If the heat becomes too much, tourists can head indoors for souvenir shopping at Malha Mall. Jerusalem's largest shopping mall, the three-level mall hosts international and local stores, and a kosher food court. Approximately 260 businesses operate in the mall, offering everything from cosmetics to electronics to hairdressers and more. Opened in 1993 in southwest Jerusalem, the mall is an anchor for the neighborhood and nearby suburbs in the area. Kid friendly amenities include monthly events and a play area.
Yo'el Moshe Salomon Street
Crossing through downtown of Jerusalem's new city area, Yo'el Moshe Salomon Street runs north-to-south and boasts some excellent attractions in the heart of Jerusalem. Particularly popular for live music, the street is home to the Museum of Jewish Music and Blue Hall Music restaurant. It's also a popular destination for souvenir shopping.
Ein Yael Living Museum
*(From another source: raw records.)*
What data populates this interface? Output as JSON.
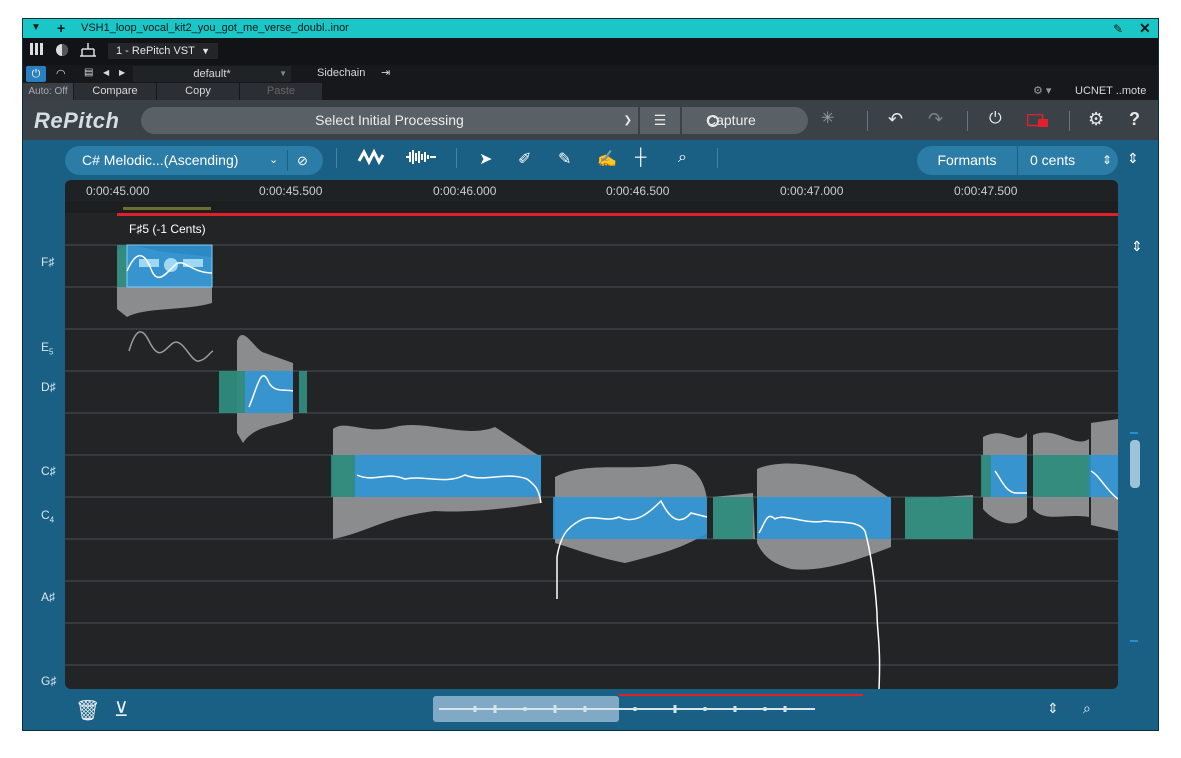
{
  "window": {
    "title": "VSH1_loop_vocal_kit2_you_got_me_verse_doubl..inor",
    "menu_icon": "triangle-down-icon",
    "add_icon": "plus-icon",
    "pin_icon": "pin-icon",
    "close_icon": "close-icon"
  },
  "host": {
    "plugin_slot": "1 - RePitch VST",
    "preset": "default*",
    "sidechain_label": "Sidechain",
    "auto_label": "Auto: Off",
    "compare_label": "Compare",
    "copy_label": "Copy",
    "paste_label": "Paste",
    "remote_label": "UCNET ..mote"
  },
  "header": {
    "logo": "RePitch",
    "processing_select": "Select Initial Processing",
    "capture_label": "Capture"
  },
  "toolbar": {
    "scale_select": "C# Melodic...(Ascending)",
    "formants_label": "Formants",
    "cents_value": "0 cents"
  },
  "timeline": {
    "ticks": [
      "0:00:45.000",
      "0:00:45.500",
      "0:00:46.000",
      "0:00:46.500",
      "0:00:47.000",
      "0:00:47.500"
    ]
  },
  "note_labels": {
    "fs5": "F♯",
    "e5_main": "E",
    "e5_sub": "5",
    "ds": "D♯",
    "cs": "C♯",
    "c4_main": "C",
    "c4_sub": "4",
    "as": "A♯",
    "gs": "G♯"
  },
  "selected_note_tooltip": "F♯5 (-1 Cents)",
  "colors": {
    "accent": "#2b7ca7",
    "note_fill": "#2f95d6",
    "note_teal": "#2f8c7e",
    "playhead_red": "#e0202a",
    "title_bar": "#1bc6c6"
  }
}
In a city filled with history, Ein Yael Living Museum helps bring it to life. The outdoor museum showcases farming, crafts and everyday life as it was in ancient times. Located just south of Jerusalem, the Jerusalem Foundation established the museum in 1986 and has developed the natural history in the area, such as restoring the frescoes in the Roman Villa. Other exhibits include an ancient olive and wine press, a reconstruction of a typical Israelite home, a pottery workshop and more. Activities like weaving, mosaics, oil production and basket making are part of the experience as well.
Ben Yehuda Street
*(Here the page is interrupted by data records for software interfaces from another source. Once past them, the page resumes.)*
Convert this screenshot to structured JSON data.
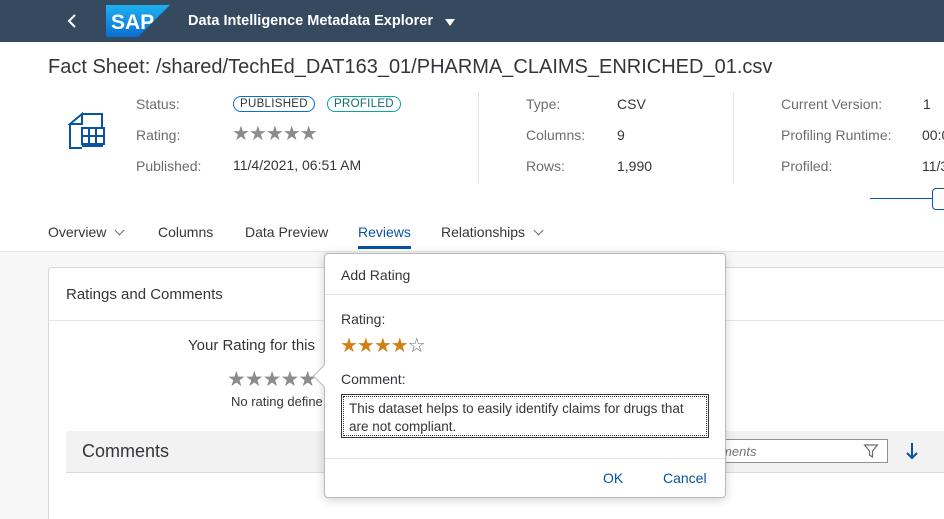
{
  "shell": {
    "logo_text": "SAP",
    "app_title": "Data Intelligence Metadata Explorer"
  },
  "header": {
    "title": "Fact Sheet: /shared/TechEd_DAT163_01/PHARMA_CLAIMS_ENRICHED_01.csv",
    "status_label": "Status:",
    "badges": [
      "PUBLISHED",
      "PROFILED"
    ],
    "rating_label": "Rating:",
    "rating_stars": "★★★★★",
    "published_label": "Published:",
    "published_value": "11/4/2021, 06:51 AM",
    "type_label": "Type:",
    "type_value": "CSV",
    "columns_label": "Columns:",
    "columns_value": "9",
    "rows_label": "Rows:",
    "rows_value": "1,990",
    "version_label": "Current Version:",
    "version_value": "1",
    "runtime_label": "Profiling Runtime:",
    "runtime_value": "00:0",
    "profiled_label": "Profiled:",
    "profiled_value": "11/3"
  },
  "tabs": [
    "Overview",
    "Columns",
    "Data Preview",
    "Reviews",
    "Relationships"
  ],
  "card": {
    "title": "Ratings and Comments",
    "your_rating": "Your Rating for this",
    "stars": "★★★★★",
    "no_rating": "No rating define",
    "comments_title": "Comments",
    "search_placeholder": "omments"
  },
  "popover": {
    "title": "Add Rating",
    "rating_label": "Rating:",
    "rating_value": 4,
    "rating_max": 5,
    "stars_on": "★★★★",
    "stars_off": "☆",
    "comment_label": "Comment:",
    "comment_value": "This dataset helps to easily identify claims for drugs that are not compliant.",
    "ok_label": "OK",
    "cancel_label": "Cancel"
  },
  "colors": {
    "shell": "#354a5f",
    "accent": "#0854a0",
    "star_active": "#d08014"
  }
}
One of the best known destinations in the New City area of Jerusalem is Ben Yehuda Street, a pedestrian mall stretching from King George Street to Jaffa Road in downtown. Also known as "The Midrechov," the street is home to several gift shops and restaurants, and visitors are likely to find live music and street performers as well during the high travel times, like in the summer. This lively area should be included for a taste of modern Israelite culture.